Dear Lammps users,

I would like to know whether Lammps can simulate the movement and transport process of wear particles (metal particles with particle sizes of 1-100um) in the lubricating oil medium(in the pipe or friction pair)? I want to get the trajectory, distribution, velocity and other state parameters of the particles(As shown in the figure below).
5264003B@...8073....png86018E2D@...8074....png03D72F92@...8075....jpg

Best Regards,
Wenhua Hu

Dear Lammps users,

I would like to know whether Lammps can simulate the movement and transport process of wear particles (metal particles with particle sizes of 1-100um) in the lubricating oil medium(in the pipe or friction pair)? I want to get the trajectory, distribution, velocity and other state parameters of the particles(As shown in the figure below).

you are looking at this from the wrong perspective.
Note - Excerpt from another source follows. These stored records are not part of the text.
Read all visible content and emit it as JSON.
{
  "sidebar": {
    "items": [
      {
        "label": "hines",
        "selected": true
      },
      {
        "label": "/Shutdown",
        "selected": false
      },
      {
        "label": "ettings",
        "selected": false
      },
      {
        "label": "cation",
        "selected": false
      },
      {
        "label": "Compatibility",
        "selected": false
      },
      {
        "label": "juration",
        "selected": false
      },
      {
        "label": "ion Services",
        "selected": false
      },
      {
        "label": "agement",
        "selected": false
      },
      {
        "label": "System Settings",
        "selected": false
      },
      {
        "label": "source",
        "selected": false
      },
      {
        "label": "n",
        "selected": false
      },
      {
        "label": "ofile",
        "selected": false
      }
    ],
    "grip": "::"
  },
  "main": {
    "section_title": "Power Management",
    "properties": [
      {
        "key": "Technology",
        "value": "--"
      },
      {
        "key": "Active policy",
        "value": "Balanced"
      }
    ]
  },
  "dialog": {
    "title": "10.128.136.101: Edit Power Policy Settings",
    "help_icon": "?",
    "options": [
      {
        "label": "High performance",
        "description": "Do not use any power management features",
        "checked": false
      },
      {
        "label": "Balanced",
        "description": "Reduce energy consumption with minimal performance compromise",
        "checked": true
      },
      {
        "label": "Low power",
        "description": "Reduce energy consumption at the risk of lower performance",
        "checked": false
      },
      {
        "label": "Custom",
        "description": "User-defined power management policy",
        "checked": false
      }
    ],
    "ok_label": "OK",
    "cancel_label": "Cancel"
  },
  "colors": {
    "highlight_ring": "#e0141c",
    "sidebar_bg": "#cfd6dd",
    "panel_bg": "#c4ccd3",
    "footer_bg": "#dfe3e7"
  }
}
LAMMPS implements models for MD-style propagation, those can be applied to many different problems.

thus the first thing you need to look for are suitable models and matching parameters. that you can best find through carefully surveying the relevant published literature. once you have one or more models and parameter sets, you can look into whether LAMMPS does support the necessary features. that you can figure out through reviewing the manual. finally, you should check out what kind of data you can accumulate and whether you can/should be using analysis features provided by LAMMPS, or use some (self-written) post-processing tool or a combination of those.
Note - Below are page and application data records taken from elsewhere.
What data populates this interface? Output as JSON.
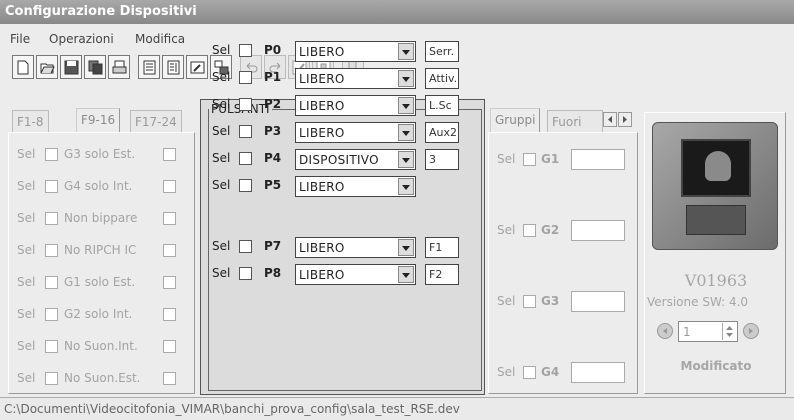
{
  "window": {
    "title": "Configurazione Dispositivi"
  },
  "menu": {
    "items": [
      "File",
      "Operazioni",
      "Modifica"
    ]
  },
  "toolbar": {
    "buttons": [
      {
        "icon": "new-file-icon",
        "enabled": true
      },
      {
        "icon": "open-folder-icon",
        "enabled": true
      },
      {
        "icon": "save-icon",
        "enabled": true
      },
      {
        "icon": "copy-icon",
        "enabled": true
      },
      {
        "icon": "print-icon",
        "enabled": true
      },
      {
        "icon": "list-icon",
        "enabled": true
      },
      {
        "icon": "list-edit-icon",
        "enabled": true
      },
      {
        "icon": "edit-icon",
        "enabled": true
      },
      {
        "icon": "layout-icon",
        "enabled": true
      },
      {
        "icon": "undo-icon",
        "enabled": false
      },
      {
        "icon": "redo-icon",
        "enabled": false
      },
      {
        "icon": "check-icon",
        "enabled": false
      },
      {
        "icon": "window-icon",
        "enabled": false
      },
      {
        "icon": "exit-icon",
        "enabled": false
      }
    ]
  },
  "left_panel": {
    "tabs": [
      "F1-8",
      "F9-16",
      "F17-24"
    ],
    "active_tab": 1,
    "sel_label": "Sel",
    "rows": [
      "G3 solo Est.",
      "G4 solo Int.",
      "Non bippare",
      "No RIPCH IC",
      "G1 solo Est.",
      "G2 solo Int.",
      "No Suon.Int.",
      "No Suon.Est."
    ]
  },
  "pulsanti": {
    "title": "PULSANTI",
    "sel_label": "Sel",
    "rows": [
      {
        "key": "P0",
        "value": "LIBERO",
        "field": "Serr."
      },
      {
        "key": "P1",
        "value": "LIBERO",
        "field": "Attiv."
      },
      {
        "key": "P2",
        "value": "LIBERO",
        "field": "L.Sc"
      },
      {
        "key": "P3",
        "value": "LIBERO",
        "field": "Aux2"
      },
      {
        "key": "P4",
        "value": "DISPOSITIVO",
        "field": "3"
      },
      {
        "key": "P5",
        "value": "LIBERO",
        "field": null
      },
      {
        "key": "P7",
        "value": "LIBERO",
        "field": "F1"
      },
      {
        "key": "P8",
        "value": "LIBERO",
        "field": "F2"
      }
    ]
  },
  "gruppi": {
    "tabs": [
      "Gruppi",
      "Fuori"
    ],
    "sel_label": "Sel",
    "groups": [
      "G1",
      "G2",
      "G3",
      "G4"
    ]
  },
  "device": {
    "model": "V01963",
    "version": "Versione SW: 4.0",
    "spinner_value": "1",
    "status": "Modificato"
  },
  "statusbar": {
    "path": "C:\\Documenti\\Videocitofonia_VIMAR\\banchi_prova_config\\sala_test_RSE.dev"
  }
}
axel.

5264003B@...8073....png

86018E2D@...8074....png

03D72F92@...8075....jpg

For what it’s worth, you should probably be looking into openFOAM rather than LAMMPS. That being said, Axel’s advice is spot on. I’m guessing if you look at the methods used (from the pictures you’ve given at least) that ‘computational fluid dynamics/cfd’, ‘point particle method’, ‘lagrangian particle tracking’, perhaps ‘one-way coupling’, drag models, RANS equations, etc. are all brought up in the literature - you should be looking at. The relevant models are important to know when evaluating options if you’re looking for something out of the box. If you don’t know what exactly you are trying to do, what assumptions you are making, and what the underlying models are, well meaning folks unfamiliar with your problem can easily lead you a stray - and you might be none the wiser until someone confronts you about it in a presentation or in a manuscript review.

As for what softwares you should be considering, understanding the literature should also give you a pretty good idea as to what open source options you have. Even searching for fluent competitors on google should give you good ideas - my first result (https://www.resolvedanalytics.com/theflux/comparing-cfd-software).